• WHAT IS BEING ASKED
Could you copy out every line of the data where the word "oleh" occurs?
[DATASET CONTENT Boundary: Start]
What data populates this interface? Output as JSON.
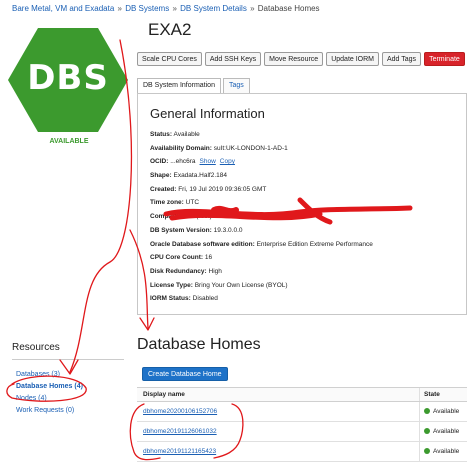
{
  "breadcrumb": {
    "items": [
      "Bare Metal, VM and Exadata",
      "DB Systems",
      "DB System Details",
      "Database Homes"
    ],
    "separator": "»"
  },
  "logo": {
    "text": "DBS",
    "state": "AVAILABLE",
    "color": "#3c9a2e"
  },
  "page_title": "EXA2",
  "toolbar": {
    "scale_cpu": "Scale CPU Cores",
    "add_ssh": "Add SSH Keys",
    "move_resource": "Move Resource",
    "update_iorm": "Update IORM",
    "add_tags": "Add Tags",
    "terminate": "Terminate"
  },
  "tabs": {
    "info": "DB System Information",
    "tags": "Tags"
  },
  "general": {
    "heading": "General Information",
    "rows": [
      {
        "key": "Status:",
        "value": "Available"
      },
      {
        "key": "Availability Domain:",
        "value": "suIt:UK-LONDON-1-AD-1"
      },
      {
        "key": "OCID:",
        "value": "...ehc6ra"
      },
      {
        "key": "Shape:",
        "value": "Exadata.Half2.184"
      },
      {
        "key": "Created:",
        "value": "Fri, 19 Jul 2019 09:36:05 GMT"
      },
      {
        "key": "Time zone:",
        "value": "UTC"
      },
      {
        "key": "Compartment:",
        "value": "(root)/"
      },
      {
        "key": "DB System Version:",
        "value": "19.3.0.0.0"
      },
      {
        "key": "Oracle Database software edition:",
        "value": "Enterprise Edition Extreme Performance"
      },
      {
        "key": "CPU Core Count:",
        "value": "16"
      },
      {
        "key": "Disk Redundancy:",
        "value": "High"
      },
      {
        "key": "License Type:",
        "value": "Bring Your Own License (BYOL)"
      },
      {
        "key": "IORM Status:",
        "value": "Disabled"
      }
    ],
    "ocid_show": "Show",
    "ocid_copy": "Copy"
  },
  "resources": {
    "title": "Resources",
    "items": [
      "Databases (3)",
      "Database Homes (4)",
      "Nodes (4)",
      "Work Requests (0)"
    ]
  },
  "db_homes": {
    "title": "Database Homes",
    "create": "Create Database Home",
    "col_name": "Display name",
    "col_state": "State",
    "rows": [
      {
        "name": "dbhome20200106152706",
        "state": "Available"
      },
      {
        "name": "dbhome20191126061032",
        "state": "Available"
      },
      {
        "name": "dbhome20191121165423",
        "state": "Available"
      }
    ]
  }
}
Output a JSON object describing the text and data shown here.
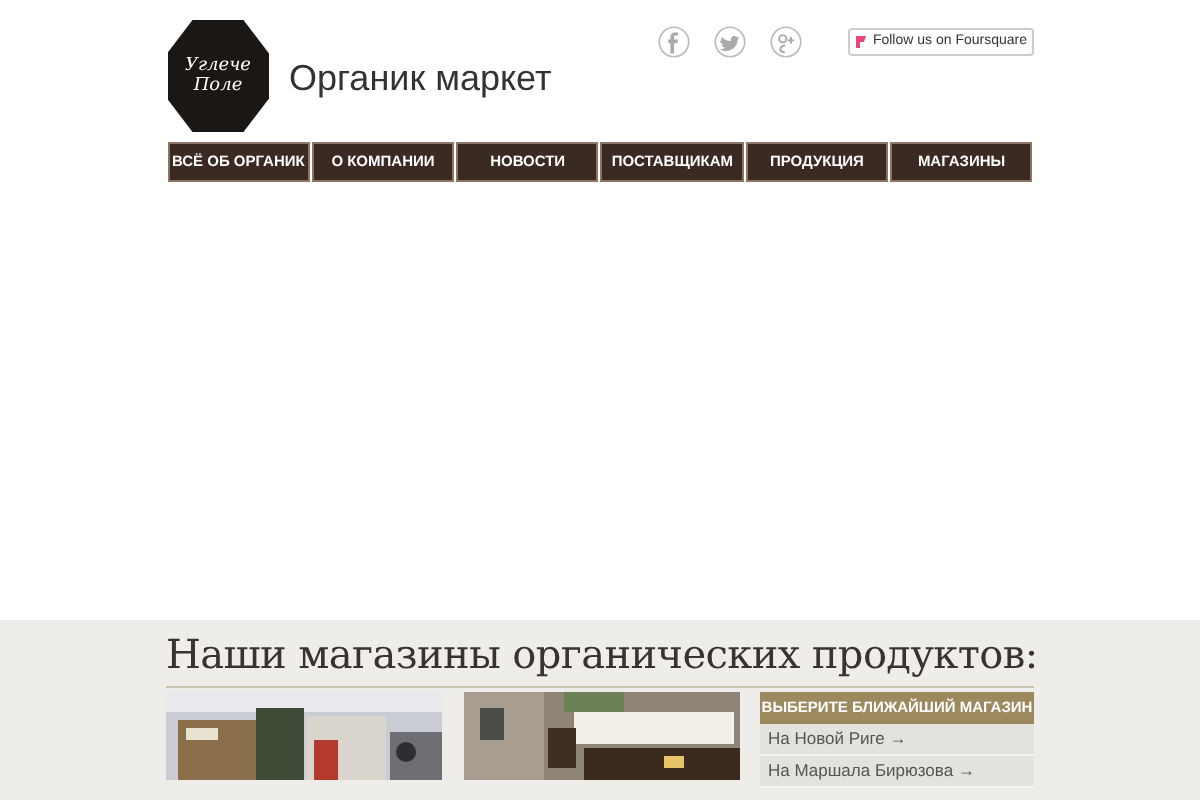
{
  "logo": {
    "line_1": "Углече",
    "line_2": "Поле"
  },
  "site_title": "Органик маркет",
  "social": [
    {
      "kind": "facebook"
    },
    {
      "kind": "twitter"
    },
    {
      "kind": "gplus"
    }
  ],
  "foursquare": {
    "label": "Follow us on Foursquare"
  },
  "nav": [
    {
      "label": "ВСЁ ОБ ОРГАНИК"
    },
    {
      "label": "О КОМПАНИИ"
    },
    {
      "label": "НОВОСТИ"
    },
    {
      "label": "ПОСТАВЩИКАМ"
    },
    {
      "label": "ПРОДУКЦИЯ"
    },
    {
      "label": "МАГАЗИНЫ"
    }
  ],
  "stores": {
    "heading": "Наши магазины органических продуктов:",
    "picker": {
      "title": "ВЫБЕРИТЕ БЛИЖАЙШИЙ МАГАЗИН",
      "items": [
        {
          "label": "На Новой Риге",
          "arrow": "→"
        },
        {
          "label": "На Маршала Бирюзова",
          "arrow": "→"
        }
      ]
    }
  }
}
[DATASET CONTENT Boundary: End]
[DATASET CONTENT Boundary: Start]
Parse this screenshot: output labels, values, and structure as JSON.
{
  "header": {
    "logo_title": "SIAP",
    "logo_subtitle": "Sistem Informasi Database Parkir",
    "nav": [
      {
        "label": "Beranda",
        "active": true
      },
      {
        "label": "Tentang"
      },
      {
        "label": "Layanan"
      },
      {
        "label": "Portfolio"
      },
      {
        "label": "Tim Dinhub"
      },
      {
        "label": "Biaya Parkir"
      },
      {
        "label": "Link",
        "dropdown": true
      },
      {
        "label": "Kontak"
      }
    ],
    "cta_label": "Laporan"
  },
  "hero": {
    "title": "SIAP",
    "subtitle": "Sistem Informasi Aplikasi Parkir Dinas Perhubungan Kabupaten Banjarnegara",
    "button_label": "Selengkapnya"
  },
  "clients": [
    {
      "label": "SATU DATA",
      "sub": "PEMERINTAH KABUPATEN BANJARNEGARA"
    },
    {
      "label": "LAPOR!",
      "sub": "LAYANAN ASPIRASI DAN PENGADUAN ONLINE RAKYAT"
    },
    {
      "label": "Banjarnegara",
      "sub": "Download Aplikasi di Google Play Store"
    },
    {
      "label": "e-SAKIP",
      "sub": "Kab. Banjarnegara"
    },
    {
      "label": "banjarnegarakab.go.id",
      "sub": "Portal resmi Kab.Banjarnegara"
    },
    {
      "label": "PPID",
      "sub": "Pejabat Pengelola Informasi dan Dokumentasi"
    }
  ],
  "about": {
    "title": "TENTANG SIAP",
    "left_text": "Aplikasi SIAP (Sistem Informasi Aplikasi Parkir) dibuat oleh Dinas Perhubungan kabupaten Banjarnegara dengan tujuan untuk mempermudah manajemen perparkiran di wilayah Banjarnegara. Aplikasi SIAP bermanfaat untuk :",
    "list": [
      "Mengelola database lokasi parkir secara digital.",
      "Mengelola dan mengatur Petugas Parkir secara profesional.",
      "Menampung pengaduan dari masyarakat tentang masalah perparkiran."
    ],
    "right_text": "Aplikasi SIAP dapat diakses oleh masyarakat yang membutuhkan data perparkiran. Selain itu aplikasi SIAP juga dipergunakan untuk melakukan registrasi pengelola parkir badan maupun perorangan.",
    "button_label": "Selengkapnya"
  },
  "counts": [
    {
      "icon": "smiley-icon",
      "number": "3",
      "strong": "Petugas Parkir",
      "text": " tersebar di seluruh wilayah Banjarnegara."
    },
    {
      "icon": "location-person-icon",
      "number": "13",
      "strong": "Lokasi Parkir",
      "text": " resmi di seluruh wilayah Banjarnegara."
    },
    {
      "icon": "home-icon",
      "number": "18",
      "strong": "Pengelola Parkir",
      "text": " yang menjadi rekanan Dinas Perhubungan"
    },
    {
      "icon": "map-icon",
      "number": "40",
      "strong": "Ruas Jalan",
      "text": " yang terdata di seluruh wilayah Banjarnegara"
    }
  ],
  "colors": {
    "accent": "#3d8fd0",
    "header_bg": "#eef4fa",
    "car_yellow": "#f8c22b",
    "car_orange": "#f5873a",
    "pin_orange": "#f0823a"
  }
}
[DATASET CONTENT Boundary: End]
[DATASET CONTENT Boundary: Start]
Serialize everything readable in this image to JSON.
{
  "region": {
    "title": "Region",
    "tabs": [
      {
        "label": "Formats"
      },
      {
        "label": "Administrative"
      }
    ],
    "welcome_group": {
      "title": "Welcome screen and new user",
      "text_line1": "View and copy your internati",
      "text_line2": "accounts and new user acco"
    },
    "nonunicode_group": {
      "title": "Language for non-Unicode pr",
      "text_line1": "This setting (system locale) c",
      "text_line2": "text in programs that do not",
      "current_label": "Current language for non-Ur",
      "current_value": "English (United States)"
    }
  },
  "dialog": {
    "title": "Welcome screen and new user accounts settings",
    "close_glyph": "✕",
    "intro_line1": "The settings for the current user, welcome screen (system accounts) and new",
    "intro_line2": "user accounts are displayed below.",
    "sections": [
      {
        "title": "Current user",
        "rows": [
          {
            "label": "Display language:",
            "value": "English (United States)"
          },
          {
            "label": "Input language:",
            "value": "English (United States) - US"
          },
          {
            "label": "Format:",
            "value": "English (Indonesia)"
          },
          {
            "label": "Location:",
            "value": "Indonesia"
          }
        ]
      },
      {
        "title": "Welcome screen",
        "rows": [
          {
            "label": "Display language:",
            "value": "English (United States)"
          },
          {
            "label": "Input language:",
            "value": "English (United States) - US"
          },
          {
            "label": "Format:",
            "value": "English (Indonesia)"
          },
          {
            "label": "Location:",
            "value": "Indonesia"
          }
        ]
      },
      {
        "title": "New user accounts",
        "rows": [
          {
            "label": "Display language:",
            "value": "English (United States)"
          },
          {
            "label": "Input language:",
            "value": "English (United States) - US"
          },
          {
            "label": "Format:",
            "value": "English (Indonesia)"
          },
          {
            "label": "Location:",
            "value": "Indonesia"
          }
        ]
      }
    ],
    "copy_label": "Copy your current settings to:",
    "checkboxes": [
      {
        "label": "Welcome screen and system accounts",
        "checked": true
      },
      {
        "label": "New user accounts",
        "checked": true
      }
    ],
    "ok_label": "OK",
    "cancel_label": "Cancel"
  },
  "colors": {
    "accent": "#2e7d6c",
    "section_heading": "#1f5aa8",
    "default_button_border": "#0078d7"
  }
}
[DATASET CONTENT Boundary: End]
• ANSWER FOR THE TASK
    "left_text": "Aplikasi SIAP (Sistem Informasi Aplikasi Parkir) dibuat oleh Dinas Perhubungan kabupaten Banjarnegara dengan tujuan untuk mempermudah manajemen perparkiran di wilayah Banjarnegara. Aplikasi SIAP bermanfaat untuk :",
    "right_text": "Aplikasi SIAP dapat diakses oleh masyarakat yang membutuhkan data perparkiran. Selain itu aplikasi SIAP juga dipergunakan untuk melakukan registrasi pengelola parkir badan maupun perorangan.",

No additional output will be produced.